What had started as a 1970s issue of inner-city environmental concerns about the disproportionate distribution of environmental hazards among low-income communities transformed into allegations of intentional environmental racism. Although this definition of the problem prevailed throughout the 1980s, the issue did not make progress in the policy stream for a variety of reasons, most of them due to the Reagan administration's positions on traditional environmentalism and the civil rights movement.
As a result, the issue may gain the attention of national policymakers and move toward taking a place on the public agenda. Although it was not labeled as such, early stages of the environmental justice movement have origins in two events in 1967 and 1968. These events provided the backdrop for what was later to become a larger movement for environmental equality. In 1967, Houston was the site of a demonstration to protest the siting of a city-owned garbage dump in a largely African American community.
Many other measures besides race, class, and mobilization—as suggested by the environmental politics literature—could have been used as independent variables. We discuss these variables in Chapter 4. , state, county, city, ZIP code, SMSA), when what is needed is multiple analyses at several different levels.
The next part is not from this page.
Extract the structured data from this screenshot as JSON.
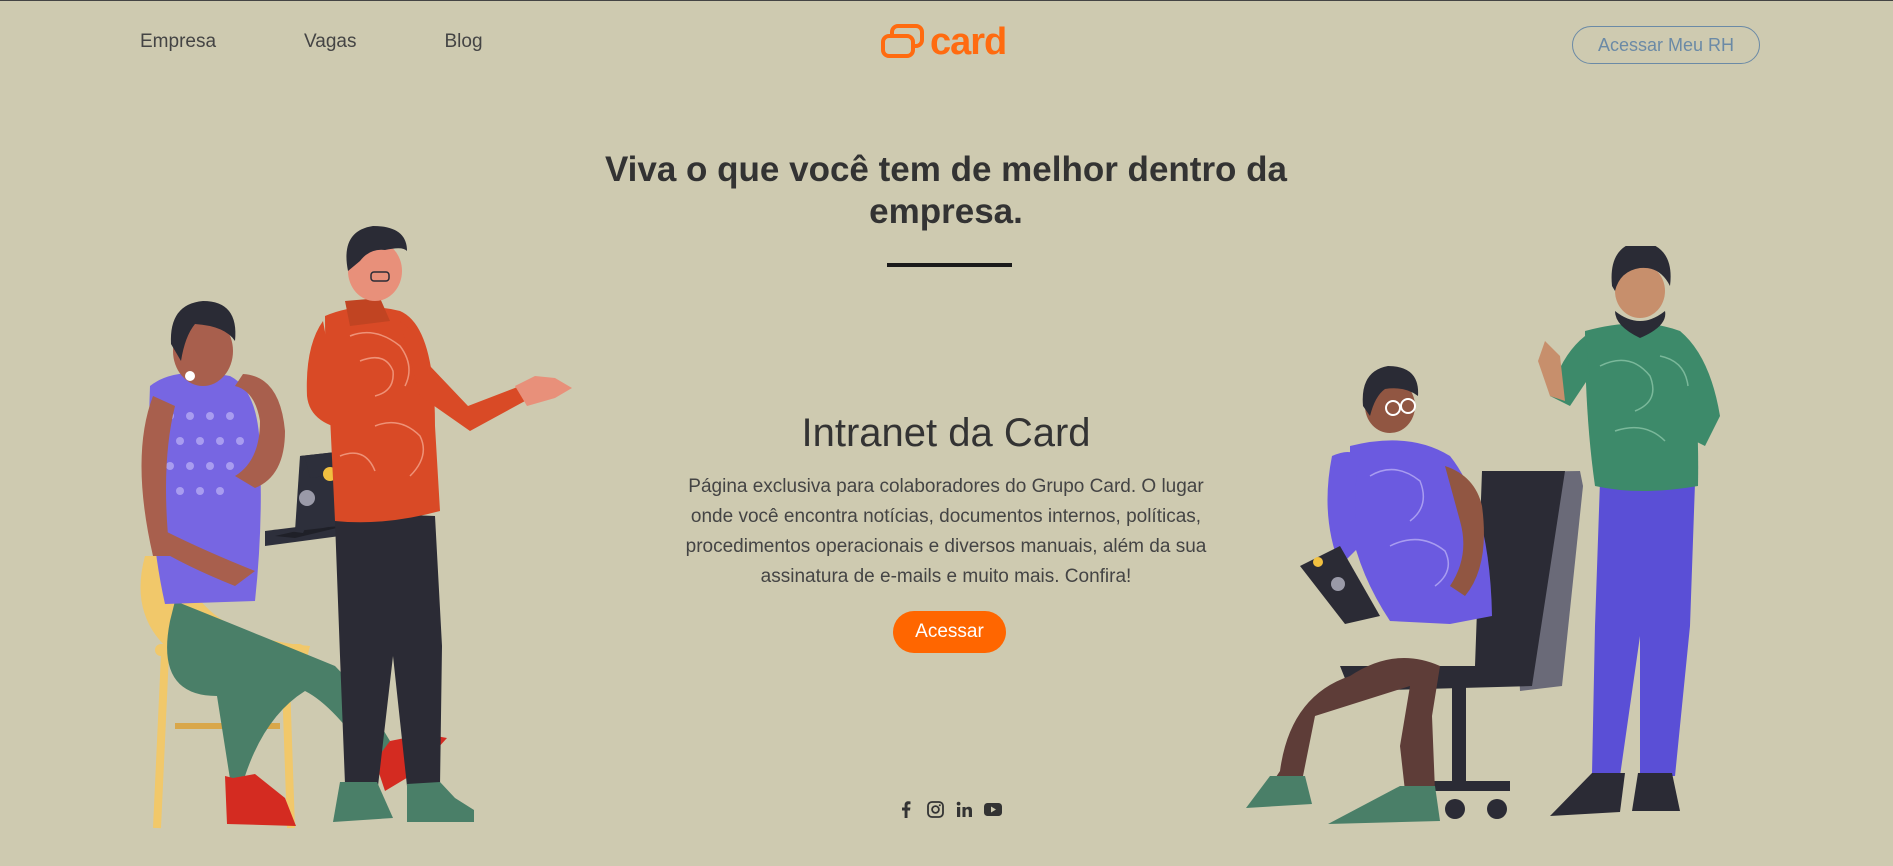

Finding evidence of environmental injustice at the county level says nothing about the relationship between toxic exposures, race, class, and mobilization at other levels of analysis, such as states and cities.